3 / 5 (4) Apr 18, 2013
For the interested folks, see an earlier article in phys.org http://phys.org/n...sly.html

Black carbon larger cause of climate change than previously assessed

January 15, 2013

This is also paywalled, but this article has much much more discussion.
eachus
4 / 5 (4) Apr 18, 2013
What's going on here? This is not the discovery of a new source of CO2 in the atmosphere, but a refinement in tracking the carbon cycle in soils and the oceans. In other words, a significant amount of carbon (not CO2) is moving from soils into the ocean. What happens to it there? It either gets oxidized into CO2 or gets sequestered on the sea bottom. Probably some of both, and how much of each may depend on the river or marsh that transferred it into the sea.

So lots of detailed work needed. The overall change in the current picture is that the oceans can absorb more carbon than expected.

Oh, and this may be a good carbon sequestration method. Play with the flow of the Mississippi and other large rivers (at their deltas) to deliver more carbon to levels where photosynthesis won't intercept it.
daqman
3 / 5 (1) Apr 19, 2013
"The global carbon budget is a balancing act between sources that produce carbon and sources that remove it."

Sources that remove it? You mean sinks.
Maggnus
3 / 5 (2) Apr 19, 2013
Fire is probably an integral part of the global carbon cycle, says Dittmar, its effects seen from land to sea.

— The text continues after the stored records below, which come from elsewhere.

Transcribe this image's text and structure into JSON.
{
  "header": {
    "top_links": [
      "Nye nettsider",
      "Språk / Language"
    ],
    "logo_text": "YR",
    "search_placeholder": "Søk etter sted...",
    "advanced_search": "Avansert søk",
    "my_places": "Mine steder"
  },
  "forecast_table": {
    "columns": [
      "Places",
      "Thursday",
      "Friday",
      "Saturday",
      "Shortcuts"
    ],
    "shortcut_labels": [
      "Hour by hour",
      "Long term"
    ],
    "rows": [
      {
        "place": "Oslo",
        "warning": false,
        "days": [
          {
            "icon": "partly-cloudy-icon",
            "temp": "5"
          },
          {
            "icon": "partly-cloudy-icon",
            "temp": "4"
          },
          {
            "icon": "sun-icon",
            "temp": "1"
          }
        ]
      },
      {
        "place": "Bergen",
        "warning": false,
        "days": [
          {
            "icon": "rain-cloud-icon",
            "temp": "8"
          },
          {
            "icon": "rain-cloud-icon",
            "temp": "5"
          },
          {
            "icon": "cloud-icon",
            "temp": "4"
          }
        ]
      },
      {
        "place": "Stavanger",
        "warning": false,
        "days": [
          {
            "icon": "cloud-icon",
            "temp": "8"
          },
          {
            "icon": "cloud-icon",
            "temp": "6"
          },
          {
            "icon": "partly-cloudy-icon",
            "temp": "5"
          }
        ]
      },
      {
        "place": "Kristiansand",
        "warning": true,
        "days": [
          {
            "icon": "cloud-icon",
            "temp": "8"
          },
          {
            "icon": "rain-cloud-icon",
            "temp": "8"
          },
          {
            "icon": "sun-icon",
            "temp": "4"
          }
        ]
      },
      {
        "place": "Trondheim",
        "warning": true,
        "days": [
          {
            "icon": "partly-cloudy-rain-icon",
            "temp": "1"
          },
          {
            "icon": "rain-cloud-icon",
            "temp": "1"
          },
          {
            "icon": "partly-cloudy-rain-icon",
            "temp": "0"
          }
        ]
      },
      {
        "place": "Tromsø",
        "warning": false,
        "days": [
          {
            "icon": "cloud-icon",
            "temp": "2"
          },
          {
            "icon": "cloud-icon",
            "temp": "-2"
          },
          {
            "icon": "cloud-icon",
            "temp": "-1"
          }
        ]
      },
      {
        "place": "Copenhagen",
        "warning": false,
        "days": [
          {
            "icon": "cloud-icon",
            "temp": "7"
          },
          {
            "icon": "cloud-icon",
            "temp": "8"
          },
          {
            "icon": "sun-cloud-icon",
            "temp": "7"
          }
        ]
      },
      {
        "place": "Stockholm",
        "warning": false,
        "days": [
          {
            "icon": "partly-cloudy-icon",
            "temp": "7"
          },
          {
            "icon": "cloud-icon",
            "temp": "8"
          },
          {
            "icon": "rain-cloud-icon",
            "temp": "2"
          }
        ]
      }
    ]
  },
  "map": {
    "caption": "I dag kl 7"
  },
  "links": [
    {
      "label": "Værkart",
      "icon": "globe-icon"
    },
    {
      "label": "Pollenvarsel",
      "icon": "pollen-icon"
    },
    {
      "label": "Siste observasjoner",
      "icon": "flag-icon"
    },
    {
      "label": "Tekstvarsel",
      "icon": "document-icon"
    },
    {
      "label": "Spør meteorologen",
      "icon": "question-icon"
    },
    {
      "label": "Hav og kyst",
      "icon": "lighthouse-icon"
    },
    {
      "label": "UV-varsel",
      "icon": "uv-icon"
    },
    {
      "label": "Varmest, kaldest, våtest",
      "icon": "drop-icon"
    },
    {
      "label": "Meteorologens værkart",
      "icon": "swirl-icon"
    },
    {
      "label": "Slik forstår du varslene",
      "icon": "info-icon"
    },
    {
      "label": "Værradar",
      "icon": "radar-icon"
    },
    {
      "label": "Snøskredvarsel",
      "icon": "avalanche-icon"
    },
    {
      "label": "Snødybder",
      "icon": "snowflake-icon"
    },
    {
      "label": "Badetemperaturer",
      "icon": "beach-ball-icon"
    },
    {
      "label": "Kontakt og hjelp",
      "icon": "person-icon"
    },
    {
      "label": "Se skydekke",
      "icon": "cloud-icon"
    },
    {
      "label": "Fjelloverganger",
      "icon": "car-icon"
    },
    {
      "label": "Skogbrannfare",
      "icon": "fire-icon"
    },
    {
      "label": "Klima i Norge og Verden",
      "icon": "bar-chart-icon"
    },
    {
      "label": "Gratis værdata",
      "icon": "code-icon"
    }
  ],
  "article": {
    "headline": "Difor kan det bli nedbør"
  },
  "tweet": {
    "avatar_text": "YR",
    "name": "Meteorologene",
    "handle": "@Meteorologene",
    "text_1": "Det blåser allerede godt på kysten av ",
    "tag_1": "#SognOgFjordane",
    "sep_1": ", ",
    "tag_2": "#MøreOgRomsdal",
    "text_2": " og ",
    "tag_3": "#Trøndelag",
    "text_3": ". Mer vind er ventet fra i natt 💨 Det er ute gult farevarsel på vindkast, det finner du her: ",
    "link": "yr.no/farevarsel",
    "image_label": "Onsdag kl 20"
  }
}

This seems to make a lot of sense, given the prevalience of fire over the whole planet. Reminds me a bit of the discovery of fire's role in forest management in the late 80's and the subsequent realization that not all fires should be fought. Scientists involved in forest studies and forestry experts were unsurprised, treating the "discovery" like a "duh" moment.
The rate that the charcoal dissolves and is removed to the oceans interests me. I wonder how this may affect CO2 sequesrtration from the atmosphere.
Ober
5 / 5 (1) Apr 20, 2013
Well this is a well timed acticle for me, as just this morning I was thinking of what happens to charcoal in soil. Over the years, I have burned many tree stumps in a fire pit. I empty the fire pit, and have built a mound of the fire ash/charcoal on some of my land which is very poor in quality, and little vegetation. The mound has of course weathered, and all that grows in or on it seems to be some kind of surface mould/fungus. Hence the mound has crustered over, but not much else. So my thoughts are, what is the best thing to do with this ash/charcoal, to try and improve this area of land? Can it be useful at all? Can human urine be mixed with the charcoal to improve nutrient value for any biology that may colonise it? I realise manure and aditions of soil, will help, but I'm wondering about easy ways to use this charcoal material. Should I put it into a blender to make fine particles, or leave as is, so bacteria can utilise the porosity of charcoal for a habitat?